The Audi Q7 is the fourth model to be built in India after Audi A4, Audi A6 and Audi Q5 which will reduce the waiting time for our customers. By the end of 2013, we plan to have 90% of our products being produced locally. However, the Audi R8, Audi A8 and Audi A7, which are exclusive products and see a lot of customization requests, will continue to be sourced from Germany.

The Indian market is volatile, so we need to build a robust model strategy which allows us to define one or two product platforms that we can take to the next level. Also, we need to look at a model that will allow us to achieve serious production targets. Currently we are looking at our global models that can allow us an even higher and faster scaling up of our production capabilities in India. But that is something we haven’t made a decision on and are still analyzing the situation.

It is not uncommon for luxury brands to have Brand Ambassadors; BMW has recently signed up with Sachin Tendulkar. Audi, on the other hand has several strong brand advocates but no formal brand ambassador in India. Any specific reason for this?

Strong brands do not need brand ambassadors. Our cars and our loyal customers speak for the brand. We have a good connect with Bollywood celebrities who love our cars and the status associated with it. We also have sportsmen and young entrepreneurs who are brand advocates of Audi, so at Audi, having a brand ambassador is not really a need.

You have spent a fair bit of time in India now and have been leading Audi well. What advice would you give to expat CEOs trying to head businesses in India? What should they expect and what should they not?

After having spent more than five years in two different stints and at two different locations, I think the best way to come to India is to not expect anything.
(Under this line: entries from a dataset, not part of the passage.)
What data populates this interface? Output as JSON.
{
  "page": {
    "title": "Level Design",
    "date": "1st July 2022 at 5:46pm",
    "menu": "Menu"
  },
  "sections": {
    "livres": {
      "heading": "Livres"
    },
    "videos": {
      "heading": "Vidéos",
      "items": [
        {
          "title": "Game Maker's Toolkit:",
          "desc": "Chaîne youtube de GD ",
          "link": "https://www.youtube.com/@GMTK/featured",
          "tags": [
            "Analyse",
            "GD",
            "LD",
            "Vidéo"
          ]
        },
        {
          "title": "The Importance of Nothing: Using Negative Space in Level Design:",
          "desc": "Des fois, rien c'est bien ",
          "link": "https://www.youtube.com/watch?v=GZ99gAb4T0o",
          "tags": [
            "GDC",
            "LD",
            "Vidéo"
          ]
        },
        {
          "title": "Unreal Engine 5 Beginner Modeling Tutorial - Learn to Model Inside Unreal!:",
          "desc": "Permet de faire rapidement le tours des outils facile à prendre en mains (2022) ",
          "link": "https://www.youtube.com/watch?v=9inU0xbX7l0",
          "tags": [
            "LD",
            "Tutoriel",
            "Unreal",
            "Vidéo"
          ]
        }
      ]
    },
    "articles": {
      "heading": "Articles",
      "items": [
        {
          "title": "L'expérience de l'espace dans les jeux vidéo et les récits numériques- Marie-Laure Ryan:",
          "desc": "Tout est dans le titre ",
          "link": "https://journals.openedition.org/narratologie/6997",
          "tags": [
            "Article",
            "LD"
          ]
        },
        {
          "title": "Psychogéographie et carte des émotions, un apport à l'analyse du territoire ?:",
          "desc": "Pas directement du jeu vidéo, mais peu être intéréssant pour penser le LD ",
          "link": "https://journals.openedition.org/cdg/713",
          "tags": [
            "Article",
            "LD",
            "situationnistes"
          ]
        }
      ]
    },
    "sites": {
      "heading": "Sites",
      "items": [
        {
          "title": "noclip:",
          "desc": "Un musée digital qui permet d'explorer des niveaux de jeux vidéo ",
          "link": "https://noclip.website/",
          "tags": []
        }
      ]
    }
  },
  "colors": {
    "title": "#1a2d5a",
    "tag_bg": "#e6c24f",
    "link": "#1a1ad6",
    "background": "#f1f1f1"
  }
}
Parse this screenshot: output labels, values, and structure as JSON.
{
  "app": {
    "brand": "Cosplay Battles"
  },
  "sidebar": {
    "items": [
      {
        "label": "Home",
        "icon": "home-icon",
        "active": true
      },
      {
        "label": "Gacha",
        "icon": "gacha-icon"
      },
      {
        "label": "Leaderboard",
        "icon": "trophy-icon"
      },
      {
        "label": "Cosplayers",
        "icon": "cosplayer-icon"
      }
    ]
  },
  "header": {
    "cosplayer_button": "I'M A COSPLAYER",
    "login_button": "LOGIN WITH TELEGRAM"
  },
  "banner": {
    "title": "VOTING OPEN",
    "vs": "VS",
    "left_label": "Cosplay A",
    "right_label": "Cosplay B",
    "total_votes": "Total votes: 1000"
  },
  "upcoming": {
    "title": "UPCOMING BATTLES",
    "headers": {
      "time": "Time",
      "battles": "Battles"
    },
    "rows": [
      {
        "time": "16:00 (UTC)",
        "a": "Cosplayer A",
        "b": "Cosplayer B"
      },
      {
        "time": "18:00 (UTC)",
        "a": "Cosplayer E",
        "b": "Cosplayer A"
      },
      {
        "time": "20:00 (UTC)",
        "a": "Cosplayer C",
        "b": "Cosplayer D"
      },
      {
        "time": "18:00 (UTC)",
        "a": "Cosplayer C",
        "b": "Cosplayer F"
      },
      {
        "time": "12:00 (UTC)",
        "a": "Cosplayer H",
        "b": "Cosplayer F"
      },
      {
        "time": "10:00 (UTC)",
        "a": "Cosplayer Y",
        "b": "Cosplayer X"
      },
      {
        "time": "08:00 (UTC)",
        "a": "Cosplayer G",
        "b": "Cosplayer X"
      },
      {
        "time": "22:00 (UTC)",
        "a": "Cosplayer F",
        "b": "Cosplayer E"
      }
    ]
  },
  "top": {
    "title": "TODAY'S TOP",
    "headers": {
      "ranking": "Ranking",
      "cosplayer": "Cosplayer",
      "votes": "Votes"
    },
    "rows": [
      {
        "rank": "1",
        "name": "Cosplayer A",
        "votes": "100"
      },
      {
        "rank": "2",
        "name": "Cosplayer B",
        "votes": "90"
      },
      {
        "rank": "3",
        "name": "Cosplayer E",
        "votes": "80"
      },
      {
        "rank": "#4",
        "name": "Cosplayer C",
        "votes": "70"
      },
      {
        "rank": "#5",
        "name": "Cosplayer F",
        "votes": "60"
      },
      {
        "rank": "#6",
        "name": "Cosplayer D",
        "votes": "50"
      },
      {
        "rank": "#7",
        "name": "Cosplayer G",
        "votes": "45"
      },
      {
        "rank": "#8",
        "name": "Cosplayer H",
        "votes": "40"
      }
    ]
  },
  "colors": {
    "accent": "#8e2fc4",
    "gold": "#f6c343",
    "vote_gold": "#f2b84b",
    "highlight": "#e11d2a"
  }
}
The best advice I could give to expats is that they should absorb everything about India; they can read about the country if they want to, but they should start expecting only when they are here. The key is to look at India always as a glass that is half full and not half empty.

How do you deal with your requirements of human capital? Is quality talent readily available to you?

Infusing skilled talent at three levels: corporate, dealership and production is crucial to us. We strongly believe that a competent workforce that exhibits and fosters Audi’s brand values (progressive, sporty and sophisticated), is one of the strong pillars for Audi’s growth in India

For our dealer partners we identify ‘local heroes’ who have a strong network in the respective regions and also the urge to be winners.

What is your definition of ‘leadership’? What culture does Audi India follow and what is your management style?

I adopt an open door policy with my team at work. It creates a healthy culture at office and encourages ideas and participation from everyone in the team while giving them an opportunity to lead and drive strategies into tangible action fields.

I think the key essence is to synchronize every one on one vision and ask them what it will take to be No 1. The idea is to then orchestrate that vision down the value chain to everyone at the workplace and every employee on the shop floor.

Also, the youth these days play an important role in every organization which is also the case with Audi India. We encourage young employees to be a part of our team and grow with us.

Mr. Sachin  BansalMichael Perschke is the current Head of Audi in India. A German citizen, Michael has had an international education in business administration and economics from Germany and London. Michael joined the Volkswagen Group in late 2004 with the responsibility of steering national sales companies and developing wholesale strategy, which resulted in the takeover of their importer in Ireland.

He began his innings at AUDI AG from 2008 where he was in charge of the European Service Network Project with the target to improve service network quality and develop European network quality standards for 28 countries. From 2002 till late 2004, Michael was a member of the European turnaround team at Mitsubishi Motors and ran the European dealer network team as well as the M&A business which resulted in the setting up of three national sales companies in Belgium, Switzerland and France. He also acted as a Managing Director during the build-up phase.

EA research